The new Kindle is smaller overall, but with the same size screen, has a higher contrast, is lighter and the WiFi-only version clocks in an-even-poor-student-friendly $139. Amazon is selling eBooks like crazy and will most likely continue to do so. But with all of that, today’s announcement just seems like a mercurial improvement, not the kind of industry re-inventing moment that the iPad launch was less than four months ago. As such, we’re disappointed.
We give credit to Bezos and Amazon for grinding their feet into the soil and trying to hold their ground. To them, the Kindle is an eReader – nothing more and nothing less, and that’s just fine with them. Undoubtedly, Amazon has conducted a ton of market research that points to this idea being the correct course. However, even though Amazon has defined this industry to this point, it no longer stands alone. With a new “oh-my-gosh” Kindle, however, it could have regained lots of the ground that it has been forced to give up to Barnes & Noble, Borders and most importantly, Apple over the last six months. The new Kindle, however, is more “oh” than “oh-my-gosh”.

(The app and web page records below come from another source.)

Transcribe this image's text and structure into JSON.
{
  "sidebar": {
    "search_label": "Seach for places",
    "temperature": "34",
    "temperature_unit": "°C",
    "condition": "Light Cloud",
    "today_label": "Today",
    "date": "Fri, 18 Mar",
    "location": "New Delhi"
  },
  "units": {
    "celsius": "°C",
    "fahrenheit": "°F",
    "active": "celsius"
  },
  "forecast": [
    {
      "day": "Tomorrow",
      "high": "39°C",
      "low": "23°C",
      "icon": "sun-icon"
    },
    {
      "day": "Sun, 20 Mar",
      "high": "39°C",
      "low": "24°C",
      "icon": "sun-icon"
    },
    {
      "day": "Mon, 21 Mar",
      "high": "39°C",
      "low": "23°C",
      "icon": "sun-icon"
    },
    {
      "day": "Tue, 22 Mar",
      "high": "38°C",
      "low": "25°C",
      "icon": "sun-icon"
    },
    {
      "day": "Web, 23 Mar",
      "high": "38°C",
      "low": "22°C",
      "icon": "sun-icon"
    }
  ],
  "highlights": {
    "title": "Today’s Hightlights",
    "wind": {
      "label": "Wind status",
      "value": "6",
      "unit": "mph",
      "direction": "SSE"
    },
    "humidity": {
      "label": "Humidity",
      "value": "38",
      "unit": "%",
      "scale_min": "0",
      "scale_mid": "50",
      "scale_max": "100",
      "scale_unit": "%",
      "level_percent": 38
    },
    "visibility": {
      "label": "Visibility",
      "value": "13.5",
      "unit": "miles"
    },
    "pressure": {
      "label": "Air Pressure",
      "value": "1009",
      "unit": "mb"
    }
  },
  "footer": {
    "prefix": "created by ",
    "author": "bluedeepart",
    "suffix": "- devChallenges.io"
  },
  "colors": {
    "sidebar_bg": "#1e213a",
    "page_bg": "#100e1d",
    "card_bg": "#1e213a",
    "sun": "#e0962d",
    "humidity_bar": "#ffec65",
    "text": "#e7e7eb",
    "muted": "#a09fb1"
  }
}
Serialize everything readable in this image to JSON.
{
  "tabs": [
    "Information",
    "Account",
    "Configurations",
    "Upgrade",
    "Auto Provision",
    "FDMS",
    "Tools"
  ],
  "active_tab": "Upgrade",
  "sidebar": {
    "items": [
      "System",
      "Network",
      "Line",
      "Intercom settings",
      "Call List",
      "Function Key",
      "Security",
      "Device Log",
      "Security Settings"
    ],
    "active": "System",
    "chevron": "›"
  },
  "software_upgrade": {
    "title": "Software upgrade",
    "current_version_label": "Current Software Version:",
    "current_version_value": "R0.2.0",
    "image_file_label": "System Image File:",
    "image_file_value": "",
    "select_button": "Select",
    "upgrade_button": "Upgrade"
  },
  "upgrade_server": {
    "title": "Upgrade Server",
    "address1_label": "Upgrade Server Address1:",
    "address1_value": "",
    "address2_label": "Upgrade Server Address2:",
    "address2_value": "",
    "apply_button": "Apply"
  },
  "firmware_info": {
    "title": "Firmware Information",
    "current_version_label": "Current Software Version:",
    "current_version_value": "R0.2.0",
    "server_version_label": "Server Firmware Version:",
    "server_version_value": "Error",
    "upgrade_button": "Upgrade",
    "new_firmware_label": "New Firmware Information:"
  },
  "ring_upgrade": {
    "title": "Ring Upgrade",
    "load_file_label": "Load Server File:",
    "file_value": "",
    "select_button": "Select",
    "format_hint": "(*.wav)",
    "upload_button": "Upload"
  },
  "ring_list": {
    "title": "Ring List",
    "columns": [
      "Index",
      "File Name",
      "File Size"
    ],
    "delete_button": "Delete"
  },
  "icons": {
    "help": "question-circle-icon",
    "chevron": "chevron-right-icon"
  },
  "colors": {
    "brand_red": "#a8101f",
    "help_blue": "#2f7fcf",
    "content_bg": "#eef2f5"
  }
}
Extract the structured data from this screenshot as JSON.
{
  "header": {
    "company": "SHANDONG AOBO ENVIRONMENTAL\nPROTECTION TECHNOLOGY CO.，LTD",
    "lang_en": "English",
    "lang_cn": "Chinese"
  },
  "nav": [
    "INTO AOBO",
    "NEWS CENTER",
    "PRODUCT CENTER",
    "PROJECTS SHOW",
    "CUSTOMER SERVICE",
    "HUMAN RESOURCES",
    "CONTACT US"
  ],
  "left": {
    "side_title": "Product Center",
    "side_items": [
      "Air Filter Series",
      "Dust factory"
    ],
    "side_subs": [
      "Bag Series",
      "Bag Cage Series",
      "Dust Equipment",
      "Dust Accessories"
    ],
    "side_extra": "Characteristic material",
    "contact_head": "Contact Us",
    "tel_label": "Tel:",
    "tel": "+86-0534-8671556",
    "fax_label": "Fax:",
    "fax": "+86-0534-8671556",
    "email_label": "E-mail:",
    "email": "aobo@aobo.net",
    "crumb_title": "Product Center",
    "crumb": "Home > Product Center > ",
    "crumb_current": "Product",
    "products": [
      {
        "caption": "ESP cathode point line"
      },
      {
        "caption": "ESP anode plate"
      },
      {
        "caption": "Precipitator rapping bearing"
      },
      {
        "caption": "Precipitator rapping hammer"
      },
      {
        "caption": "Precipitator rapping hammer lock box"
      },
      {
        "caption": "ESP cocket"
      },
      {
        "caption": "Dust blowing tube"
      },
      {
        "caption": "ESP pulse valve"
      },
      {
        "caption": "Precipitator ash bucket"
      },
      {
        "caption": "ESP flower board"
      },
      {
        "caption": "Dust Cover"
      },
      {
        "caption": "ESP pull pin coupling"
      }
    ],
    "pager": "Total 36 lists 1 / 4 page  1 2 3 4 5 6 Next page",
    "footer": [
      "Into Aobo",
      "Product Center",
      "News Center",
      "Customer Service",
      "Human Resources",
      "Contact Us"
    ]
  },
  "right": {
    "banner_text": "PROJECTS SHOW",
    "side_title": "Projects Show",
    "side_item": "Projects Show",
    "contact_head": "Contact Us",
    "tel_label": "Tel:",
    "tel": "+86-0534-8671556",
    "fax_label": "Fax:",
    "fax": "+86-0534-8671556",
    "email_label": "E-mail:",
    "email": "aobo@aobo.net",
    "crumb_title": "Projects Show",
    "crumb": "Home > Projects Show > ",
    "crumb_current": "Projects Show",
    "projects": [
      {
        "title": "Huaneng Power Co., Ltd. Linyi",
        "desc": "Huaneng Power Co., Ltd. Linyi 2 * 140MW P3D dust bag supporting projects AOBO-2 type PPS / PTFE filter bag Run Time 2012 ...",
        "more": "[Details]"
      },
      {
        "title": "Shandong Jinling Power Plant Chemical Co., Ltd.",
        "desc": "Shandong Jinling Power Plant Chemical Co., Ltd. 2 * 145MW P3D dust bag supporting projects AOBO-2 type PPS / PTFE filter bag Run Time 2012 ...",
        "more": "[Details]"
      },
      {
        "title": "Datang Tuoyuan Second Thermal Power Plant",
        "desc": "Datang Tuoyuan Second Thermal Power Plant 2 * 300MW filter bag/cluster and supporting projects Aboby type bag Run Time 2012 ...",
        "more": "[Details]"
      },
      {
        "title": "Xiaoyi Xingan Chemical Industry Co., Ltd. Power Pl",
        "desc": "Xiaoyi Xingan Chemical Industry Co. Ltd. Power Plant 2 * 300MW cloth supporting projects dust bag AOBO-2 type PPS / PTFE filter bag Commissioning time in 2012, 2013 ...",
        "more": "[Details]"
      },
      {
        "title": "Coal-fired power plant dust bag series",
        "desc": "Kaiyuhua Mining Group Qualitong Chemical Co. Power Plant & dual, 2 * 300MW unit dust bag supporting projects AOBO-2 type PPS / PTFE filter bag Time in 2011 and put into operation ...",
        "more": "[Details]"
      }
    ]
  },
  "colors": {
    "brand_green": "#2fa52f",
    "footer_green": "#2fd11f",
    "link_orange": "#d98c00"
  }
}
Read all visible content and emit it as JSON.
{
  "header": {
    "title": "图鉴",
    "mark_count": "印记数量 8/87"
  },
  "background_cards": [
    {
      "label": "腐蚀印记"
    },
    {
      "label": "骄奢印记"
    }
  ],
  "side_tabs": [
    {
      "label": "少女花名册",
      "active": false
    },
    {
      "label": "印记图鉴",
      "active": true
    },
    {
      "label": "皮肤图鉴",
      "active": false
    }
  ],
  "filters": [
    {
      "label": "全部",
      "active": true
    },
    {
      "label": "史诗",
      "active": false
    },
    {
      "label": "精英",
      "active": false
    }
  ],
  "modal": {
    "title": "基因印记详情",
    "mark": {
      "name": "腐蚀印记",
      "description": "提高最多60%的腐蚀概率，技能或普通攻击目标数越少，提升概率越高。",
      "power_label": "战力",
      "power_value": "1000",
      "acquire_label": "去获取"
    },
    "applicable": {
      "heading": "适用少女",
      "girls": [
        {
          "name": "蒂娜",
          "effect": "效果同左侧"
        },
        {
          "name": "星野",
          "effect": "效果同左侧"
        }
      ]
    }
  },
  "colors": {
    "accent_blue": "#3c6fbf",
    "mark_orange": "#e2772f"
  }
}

No matter what Amazon CEO Jeff Bezos says about building one device that does one thing extremely well, or how light and cheap the Kindle becomes, the fact remains that it is another device that people have to carry. This isn’t just the Kindle’s or even a misgiving of eReaders in general – all dedicated devices face this same issue eventually. Who carries around a calculator anymore? Heck, people are even starting to leave their digital cameras at home in favor of their phones – even when they travel. Convergence, mobility and raw power are what people want: and that is exactly what smartphones and tablets are giving them. One line in the Wall Street Journal article today featuring Bezos especially caught our eye as endemic to what will most likely eventually be the Kindle’s fall. Bezos was quoted as saying:
“For the vast majority of books, adding video and animation is not going to be helpful. It is distracting rather than enhancing. You are not going to improve Hemingway by adding video snippets.”
Sure, reading Hemingway might not be improved by video snippets in-book, but what if I’m on a train/plane/automobile and I want to watch “The Old Man and the Sea” after I read the book. Obviously on a Kindle, I’m out of luck – on a iPad, well, fire up Netflix.
So a new 20% smaller and cheaper Kindle every 18 months that brings a little better reading experience isn’t going to cut it if Amazon wants to stay in the device game. They have excellent iPad/iPhone and Android apps that we’ve been applauding, a tremendous library that continues to grow at reasonable prices, but it is really hard to look at the Kindle/Nook/Kobo right now without thinking, “do I really need bring that – and my iPad?”